Dima Yakovlev's law

In January 2013, Law No. 186614-6 entered into force in Russia, one of the amendments to which prohibits US citizens from adopting Russian children. It received the unspoken name "Dima Yakovlev's Law" in honor of a Russian child killed by foster American parents.

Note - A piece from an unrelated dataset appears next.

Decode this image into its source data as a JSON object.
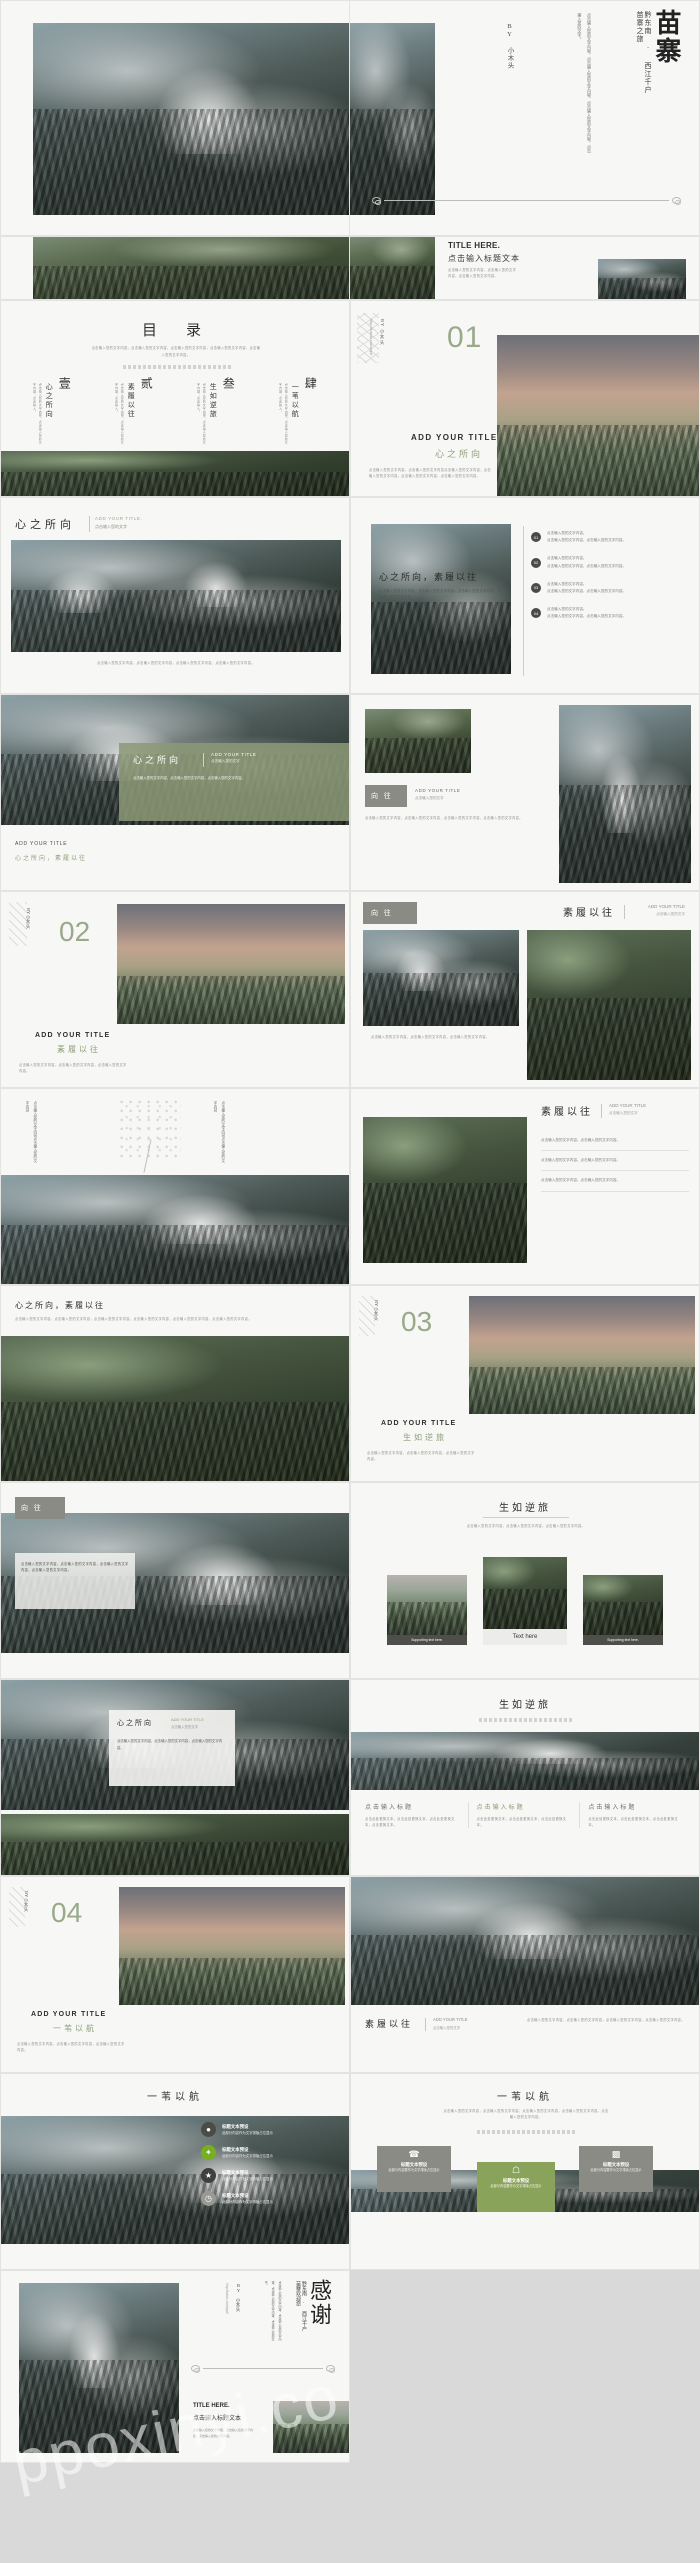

The fact that American citizens, usually without a twinge of conscience, handing over their parents to a nursing home gladly adopt children from Russia, and with physical and mental disabilities, has been known for a long time. And the point here is clearly not an awakened conscience or a desire to give your child your love, but a banal desire to make money. When adopting children, US federal law provides for a lot of benefits for such families: a lump sum, interest-free loans, preferential tax deductions. In addition, different states have fringe benefits. To save money, practical Americans quickly adopt a baby in Russia and begin to milk their state for money. Moreover, at best, they do not pay attention to the child, allowing them to coexist under a common roof over their heads, and at worst ... the case ends in a tragic ending. And here the fairest American court, given that the murdered child was a foreigner, fully acquits the parents, and sometimes does not even reach the court ...

Baby born in 2006 Dima Yakovlev, from the regional orphanage for children with organic lesions of the central nervous system with mental disorders, located in the city of Pechora, Pskov region, was adopted by the spouses Miles Harrison and Carol Lynn Exmann-Harrison on February 21, 2008 by the decision of the Pskov Regional Court (USA), who made three trips to Russia with the aim of adopting a child. Miles Harrison's adoptive father was the executive director of the consulting firm Project Solutions Group in Herndon, Virginia. Due to his good income, he was obliged to pay high taxes. Here a good legal way to deceive the state turned up by adopting a sick child and receiving maximum benefits and discounts. However, adopting a child in the United States is a big problem, since the guardianship service checks the future parents for several years, and after adoption comes to the child almost every week in order to make sure that he is given due care and is not exposed to domestic violence. A way out was found right away - in distant Russia, you can quickly find such a child for a small fee and issue documents for his custody within a few months ... the choice fell on Dima Yakovlev.

Four months after the adoption, 49-year-old Harrison killed the toddler, leaving Dima in the backseat of an SUV outside his office in the blazing sun. The child spent 8 hours in the car - in a 30-degree heat (in the cabin the temperature could rise up to 50 degrees). Dima's torment was aggravated by the fact that his father "according to all the rules" fastened the unfortunate with seat belts.

During the investigation, Miles Harrison said that he should have brought the child to kindergarten, but since he was in a hurry to work, he forgot about it. Under American law, his adoptive father, Miles Harrison, faced up to 10 years in prison for manslaughter, but on December 17 he was fully acquitted by an American court.

The Russian side was informed of the death of the child only after the case was publicized, in the form of a trial with the murderer's acquittal. Immediately, checks began on the fact of adoption, and as a result, it turned out that the child was repeatedly tried to take under guardianship by his own grandmother, but she was refused, moreover, her signature was forged on the child abandonment documents when adopted by American parents.

The decision of the American court in the Dima Yakovlev case caused a violent reaction in the Russian media and the government. The Ministry of Education and Science of the Russian Federation, through its diplomats, tried to obtain a revision of the acquittal, but to no avail. In response to the silence of American justice, a bill was drafted to ban the adoption of children by American families, which was implemented by a majority vote in the Duma. The raging American system immediately dragged in a political component and called the law "anti-magnetic." It was allegedly adopted in response to the American Magnitsky law banning 60 Russian officials from entering the United States who were involved or suspected of being involved in the death of Magnitsky, who was tortured to death in the KGB dungeons.